Once you have read the data below, write it all out exactly.

---------- MATERIAL SUPPLIED ----------

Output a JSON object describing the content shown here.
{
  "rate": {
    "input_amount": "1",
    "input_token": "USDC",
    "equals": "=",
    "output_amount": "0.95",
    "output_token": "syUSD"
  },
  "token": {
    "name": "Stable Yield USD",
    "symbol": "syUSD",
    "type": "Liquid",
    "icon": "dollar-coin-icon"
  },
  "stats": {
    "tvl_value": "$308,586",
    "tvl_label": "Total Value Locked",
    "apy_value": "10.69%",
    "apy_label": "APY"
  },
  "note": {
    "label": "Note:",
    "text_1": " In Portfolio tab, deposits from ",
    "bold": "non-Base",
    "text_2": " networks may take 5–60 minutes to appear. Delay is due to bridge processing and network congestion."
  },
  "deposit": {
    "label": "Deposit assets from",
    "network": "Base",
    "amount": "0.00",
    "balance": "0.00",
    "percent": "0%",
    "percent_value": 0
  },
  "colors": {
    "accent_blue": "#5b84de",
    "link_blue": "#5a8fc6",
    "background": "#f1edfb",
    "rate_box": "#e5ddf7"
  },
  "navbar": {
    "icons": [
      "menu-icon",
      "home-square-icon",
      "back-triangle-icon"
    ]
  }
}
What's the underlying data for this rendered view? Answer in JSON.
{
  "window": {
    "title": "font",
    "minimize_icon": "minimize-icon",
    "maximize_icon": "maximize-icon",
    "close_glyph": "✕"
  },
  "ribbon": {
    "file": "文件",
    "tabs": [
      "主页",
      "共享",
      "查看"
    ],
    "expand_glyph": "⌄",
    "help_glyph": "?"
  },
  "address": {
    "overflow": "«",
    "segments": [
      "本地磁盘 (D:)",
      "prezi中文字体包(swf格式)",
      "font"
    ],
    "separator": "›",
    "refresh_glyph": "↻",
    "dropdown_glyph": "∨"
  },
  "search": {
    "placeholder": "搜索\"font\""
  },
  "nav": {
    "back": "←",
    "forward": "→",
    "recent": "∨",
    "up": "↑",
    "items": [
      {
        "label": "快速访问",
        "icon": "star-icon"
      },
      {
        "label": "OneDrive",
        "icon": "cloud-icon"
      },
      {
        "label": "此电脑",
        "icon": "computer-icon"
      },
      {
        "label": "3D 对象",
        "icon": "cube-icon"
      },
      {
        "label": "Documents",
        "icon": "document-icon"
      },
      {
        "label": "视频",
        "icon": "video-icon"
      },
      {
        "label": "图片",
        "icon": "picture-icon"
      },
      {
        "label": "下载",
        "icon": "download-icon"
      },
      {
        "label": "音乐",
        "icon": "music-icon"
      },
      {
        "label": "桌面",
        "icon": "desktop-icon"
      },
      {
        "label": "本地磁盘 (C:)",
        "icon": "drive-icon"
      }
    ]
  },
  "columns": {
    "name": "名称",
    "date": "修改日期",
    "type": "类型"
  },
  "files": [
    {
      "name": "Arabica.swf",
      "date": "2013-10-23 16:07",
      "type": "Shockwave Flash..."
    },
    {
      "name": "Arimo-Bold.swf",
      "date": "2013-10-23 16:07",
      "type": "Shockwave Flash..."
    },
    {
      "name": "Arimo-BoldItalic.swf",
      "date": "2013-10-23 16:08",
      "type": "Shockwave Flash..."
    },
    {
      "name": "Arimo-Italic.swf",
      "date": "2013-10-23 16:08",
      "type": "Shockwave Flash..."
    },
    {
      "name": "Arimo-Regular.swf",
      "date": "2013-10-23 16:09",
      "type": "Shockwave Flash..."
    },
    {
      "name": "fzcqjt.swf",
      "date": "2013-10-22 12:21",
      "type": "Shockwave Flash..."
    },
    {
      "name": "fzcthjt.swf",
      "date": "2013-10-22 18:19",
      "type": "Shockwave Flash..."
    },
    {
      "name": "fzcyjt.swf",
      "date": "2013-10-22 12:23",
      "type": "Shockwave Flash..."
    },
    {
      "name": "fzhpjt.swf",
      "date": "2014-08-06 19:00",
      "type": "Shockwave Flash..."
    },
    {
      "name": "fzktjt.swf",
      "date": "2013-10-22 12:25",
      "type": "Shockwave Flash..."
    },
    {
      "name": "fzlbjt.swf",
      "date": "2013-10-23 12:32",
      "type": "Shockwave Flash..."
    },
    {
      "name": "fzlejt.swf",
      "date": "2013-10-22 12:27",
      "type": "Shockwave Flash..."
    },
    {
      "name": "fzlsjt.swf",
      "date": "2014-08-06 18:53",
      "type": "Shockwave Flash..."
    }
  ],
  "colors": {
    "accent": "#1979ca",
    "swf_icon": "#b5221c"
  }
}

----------

## EXERCISE OUTPUT
Output a JSON object describing the content shown here.
{
  "rate": {
    "input_amount": "1",
    "input_token": "USDC",
    "equals": "=",
    "output_amount": "0.95",
    "output_token": "syUSD"
  },
  "token": {
    "name": "Stable Yield USD",
    "symbol": "syUSD",
    "type": "Liquid",
    "icon": "dollar-coin-icon"
  },
  "stats": {
    "tvl_value": "$308,586",
    "tvl_label": "Total Value Locked",
    "apy_value": "10.69%",
    "apy_label": "APY"
  },
  "note": {
    "label": "Note:",
    "text_1": " In Portfolio tab, deposits from ",
    "bold": "non-Base",
    "text_2": " networks may take 5–60 minutes to appear. Delay is due to bridge processing and network congestion."
  },
  "deposit": {
    "label": "Deposit assets from",
    "network": "Base",
    "amount": "0.00",
    "balance": "0.00",
    "percent": "0%",
    "percent_value": 0
  },
  "colors": {
    "accent_blue": "#5b84de",
    "link_blue": "#5a8fc6",
    "background": "#f1edfb",
    "rate_box": "#e5ddf7"
  },
  "navbar": {
    "icons": [
      "menu-icon",
      "home-square-icon",
      "back-triangle-icon"
    ]
  }
}
What's the underlying data for this rendered view? Answer in JSON.
{
  "window": {
    "title": "font",
    "minimize_icon": "minimize-icon",
    "maximize_icon": "maximize-icon",
    "close_glyph": "✕"
  },
  "ribbon": {
    "file": "文件",
    "tabs": [
      "主页",
      "共享",
      "查看"
    ],
    "expand_glyph": "⌄",
    "help_glyph": "?"
  },
  "address": {
    "overflow": "«",
    "segments": [
      "本地磁盘 (D:)",
      "prezi中文字体包(swf格式)",
      "font"
    ],
    "separator": "›",
    "refresh_glyph": "↻",
    "dropdown_glyph": "∨"
  },
  "search": {
    "placeholder": "搜索\"font\""
  },
  "nav": {
    "back": "←",
    "forward": "→",
    "recent": "∨",
    "up": "↑",
    "items": [
      {
        "label": "快速访问",
        "icon": "star-icon"
      },
      {
        "label": "OneDrive",
        "icon": "cloud-icon"
      },
      {
        "label": "此电脑",
        "icon": "computer-icon"
      },
      {
        "label": "3D 对象",
        "icon": "cube-icon"
      },
      {
        "label": "Documents",
        "icon": "document-icon"
      },
      {
        "label": "视频",
        "icon": "video-icon"
      },
      {
        "label": "图片",
        "icon": "picture-icon"
      },
      {
        "label": "下载",
        "icon": "download-icon"
      },
      {
        "label": "音乐",
        "icon": "music-icon"
      },
      {
        "label": "桌面",
        "icon": "desktop-icon"
      },
      {
        "label": "本地磁盘 (C:)",
        "icon": "drive-icon"
      }
    ]
  },
  "columns": {
    "name": "名称",
    "date": "修改日期",
    "type": "类型"
  },
  "files": [
    {
      "name": "Arabica.swf",
      "date": "2013-10-23 16:07",
      "type": "Shockwave Flash..."
    },
    {
      "name": "Arimo-Bold.swf",
      "date": "2013-10-23 16:07",
      "type": "Shockwave Flash..."
    },
    {
      "name": "Arimo-BoldItalic.swf",
      "date": "2013-10-23 16:08",
      "type": "Shockwave Flash..."
    },
    {
      "name": "Arimo-Italic.swf",
      "date": "2013-10-23 16:08",
      "type": "Shockwave Flash..."
    },
    {
      "name": "Arimo-Regular.swf",
      "date": "2013-10-23 16:09",
      "type": "Shockwave Flash..."
    },
    {
      "name": "fzcqjt.swf",
      "date": "2013-10-22 12:21",
      "type": "Shockwave Flash..."
    },
    {
      "name": "fzcthjt.swf",
      "date": "2013-10-22 18:19",
      "type": "Shockwave Flash..."
    },
    {
      "name": "fzcyjt.swf",
      "date": "2013-10-22 12:23",
      "type": "Shockwave Flash..."
    },
    {
      "name": "fzhpjt.swf",
      "date": "2014-08-06 19:00",
      "type": "Shockwave Flash..."
    },
    {
      "name": "fzktjt.swf",
      "date": "2013-10-22 12:25",
      "type": "Shockwave Flash..."
    },
    {
      "name": "fzlbjt.swf",
      "date": "2013-10-23 12:32",
      "type": "Shockwave Flash..."
    },
    {
      "name": "fzlejt.swf",
      "date": "2013-10-22 12:27",
      "type": "Shockwave Flash..."
    },
    {
      "name": "fzlsjt.swf",
      "date": "2014-08-06 18:53",
      "type": "Shockwave Flash..."
    }
  ],
  "colors": {
    "accent": "#1979ca",
    "swf_icon": "#b5221c"
  }
}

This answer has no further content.